“Why don’t you try again?” my teacher asked as my shoulders slumped in defeat. Augh! I scooped up the lump of clay for the third or fourth time in the last hour, having no idea what kept happening to create such an indiscernible blob. When I had taken basic pottery classes a few weeks earlier, I had found such enjoyment in learning the art and decided to pursue more advanced lessons. Now, doubts assailed, and I wondered if I would ever be able to produce the beautiful and unique vessels I longed to create.
We often slap a “failure” label on situations like this one; I saw it recently on a challenge expedition. The first night, we had taught the students how to start a fire and cook over it. The next morning, their shoulders slumped forward and their heads hung low in defeat after striking match after match without starting a fire. The resignation of defeat was palpable in the air as my co-instructor prompted them with questions to help them find a solution to their problem and to keep the small flame of hope alive in their spirits.
I often find myself assuming this same posture in several areas of life, but particularly in my relationship with God. I read verses like Matthew 5:48 that say things like, “Be perfect, therefore, as your heavenly Father is perfect….” and my head hangs low in an attitude of defeat. It’s as though the call to become who God created me to be is the gavel of judgment pointing out the fact that I haven’t “arrived” yet at perfection. I see God’s methods of purification through the refining fire and assume it is to discipline or reject me. I get so hung up in what I’m not doing well or how I see no progress being made because I want to be fully transformed NOW!!
I’m beginning to notice, though, that perhaps I’ve been looking at these things through the wrong lens.
What if the purpose of God’s refining fire was really to draw to the surface the best and deepest parts of us—those parts of us that God created with love and intentionality that have been hidden over the years by wounds and walls? And what if that process takes time? I like to see immediate results, but it takes time for the fire to get hot enough to purify. You see, perfection isn’t a goal to be reached somewhere in the distant future, but is actually this process of our transformation on the journey now.
God’s refining and purification isn’t for the purpose of pointing out our impurities and failures. It serves to bring Him glory. And, what brings glory to God is the beauty of what He is producing in me while I am in process in the fire. When silver is finally removed from the fire, what draws your attention, the beauty of the silver or the impurities left behind in the fire? The silver, of course. Silver refined in the fire perfectly reflects the image of the refiner. Isaiah 48:10-11 says “See, I have refined you, though not as silver; I have tested you in the furnace of affliction. For my own sake, for my own sake, I do this.” God is drawing out the truest parts of me in the process of the journey, enabling me to live from this place of truth. He knows that I’m not perfect…yet! And He loves me just as much in process as He will love me later in my life when these struggles have faded away and others have risen to the surface. God’s love is most evident in our journey of transformation. That journey, while painful at times, is a journey designed to draw out God’s overwhelming intentionality as the Creator, calling us to perfection and patiently staying with us on our journey to become more like Him. In fact, the journey is what He created us for; it is where we live out the Kingdom of God.

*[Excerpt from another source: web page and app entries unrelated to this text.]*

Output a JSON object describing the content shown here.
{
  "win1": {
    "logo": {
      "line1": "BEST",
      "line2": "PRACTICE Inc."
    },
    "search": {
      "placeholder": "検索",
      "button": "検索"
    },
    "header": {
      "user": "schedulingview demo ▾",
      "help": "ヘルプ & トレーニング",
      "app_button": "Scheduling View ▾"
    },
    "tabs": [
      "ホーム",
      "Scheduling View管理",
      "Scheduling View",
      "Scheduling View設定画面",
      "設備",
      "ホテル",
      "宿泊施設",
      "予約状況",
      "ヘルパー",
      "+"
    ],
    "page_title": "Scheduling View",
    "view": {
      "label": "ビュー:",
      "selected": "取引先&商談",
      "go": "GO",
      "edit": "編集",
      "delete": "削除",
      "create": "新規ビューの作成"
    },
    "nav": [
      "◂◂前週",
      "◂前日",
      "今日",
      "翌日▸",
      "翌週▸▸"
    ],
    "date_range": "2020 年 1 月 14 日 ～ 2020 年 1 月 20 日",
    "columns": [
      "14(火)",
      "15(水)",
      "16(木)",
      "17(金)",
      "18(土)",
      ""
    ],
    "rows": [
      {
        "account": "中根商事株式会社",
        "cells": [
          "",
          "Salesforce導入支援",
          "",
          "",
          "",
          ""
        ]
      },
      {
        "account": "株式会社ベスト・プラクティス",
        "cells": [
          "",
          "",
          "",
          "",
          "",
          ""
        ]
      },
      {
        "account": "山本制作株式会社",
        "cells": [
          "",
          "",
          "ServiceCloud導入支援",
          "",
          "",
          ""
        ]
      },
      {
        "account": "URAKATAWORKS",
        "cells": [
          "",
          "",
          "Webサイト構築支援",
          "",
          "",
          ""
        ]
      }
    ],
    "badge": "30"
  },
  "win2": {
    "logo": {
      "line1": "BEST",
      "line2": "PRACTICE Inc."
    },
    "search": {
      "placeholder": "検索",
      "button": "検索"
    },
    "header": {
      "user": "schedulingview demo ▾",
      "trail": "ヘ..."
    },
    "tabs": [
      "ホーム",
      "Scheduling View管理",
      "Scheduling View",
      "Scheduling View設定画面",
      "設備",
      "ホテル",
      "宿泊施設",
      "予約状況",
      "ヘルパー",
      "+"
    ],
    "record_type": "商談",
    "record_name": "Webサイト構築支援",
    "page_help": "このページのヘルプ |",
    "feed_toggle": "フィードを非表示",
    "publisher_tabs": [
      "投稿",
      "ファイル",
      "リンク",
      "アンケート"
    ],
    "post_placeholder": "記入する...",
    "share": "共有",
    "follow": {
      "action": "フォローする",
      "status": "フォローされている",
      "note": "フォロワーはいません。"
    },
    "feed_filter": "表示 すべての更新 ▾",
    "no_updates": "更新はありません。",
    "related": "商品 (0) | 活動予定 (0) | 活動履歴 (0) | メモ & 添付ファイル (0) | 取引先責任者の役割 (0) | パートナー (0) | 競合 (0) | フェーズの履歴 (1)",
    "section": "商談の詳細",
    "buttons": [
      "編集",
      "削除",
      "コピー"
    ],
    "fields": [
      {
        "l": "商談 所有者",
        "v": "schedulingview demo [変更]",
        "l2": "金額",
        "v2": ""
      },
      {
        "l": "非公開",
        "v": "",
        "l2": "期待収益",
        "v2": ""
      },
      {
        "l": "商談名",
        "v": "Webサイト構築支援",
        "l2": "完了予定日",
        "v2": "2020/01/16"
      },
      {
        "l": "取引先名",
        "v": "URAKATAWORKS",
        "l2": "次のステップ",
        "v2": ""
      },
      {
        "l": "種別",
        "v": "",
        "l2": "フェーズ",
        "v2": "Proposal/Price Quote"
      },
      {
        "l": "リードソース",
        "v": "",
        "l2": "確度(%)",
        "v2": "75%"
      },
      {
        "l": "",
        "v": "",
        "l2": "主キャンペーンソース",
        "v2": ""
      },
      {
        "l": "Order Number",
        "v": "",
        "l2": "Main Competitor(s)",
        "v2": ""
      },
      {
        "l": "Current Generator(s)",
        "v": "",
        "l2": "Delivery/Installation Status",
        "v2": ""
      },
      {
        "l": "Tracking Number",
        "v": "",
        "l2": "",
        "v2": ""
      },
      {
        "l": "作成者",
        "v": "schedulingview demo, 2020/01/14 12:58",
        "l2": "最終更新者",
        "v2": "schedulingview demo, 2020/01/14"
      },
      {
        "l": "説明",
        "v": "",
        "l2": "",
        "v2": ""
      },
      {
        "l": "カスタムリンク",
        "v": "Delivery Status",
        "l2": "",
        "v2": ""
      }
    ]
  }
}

By the end of the eight-day trip, the same students who nearly gave in to the posture of defeat were able to start a fire with one or two matches for most meals. Not succeeding immediately made it clear that they would not be able to succeed in their own power. They were on a journey, and over the course of the week filled with struggle and experience, God used the refining necessary to bring about success that ultimately defined their journey.
I look forward to the day when I can take a lump of clay in my hands and shape it into a useful, beautiful vessel. Until then, as I awkwardly learn the skill of working the clay, I can find enjoyment in the stages of learning, patiently growing to develop a new skill. Likewise, I can trust that in process God is not disappointed, rather His love overflows.
“We went through fire and water, but you brought us to a place of abundance” (Psalm 66:12).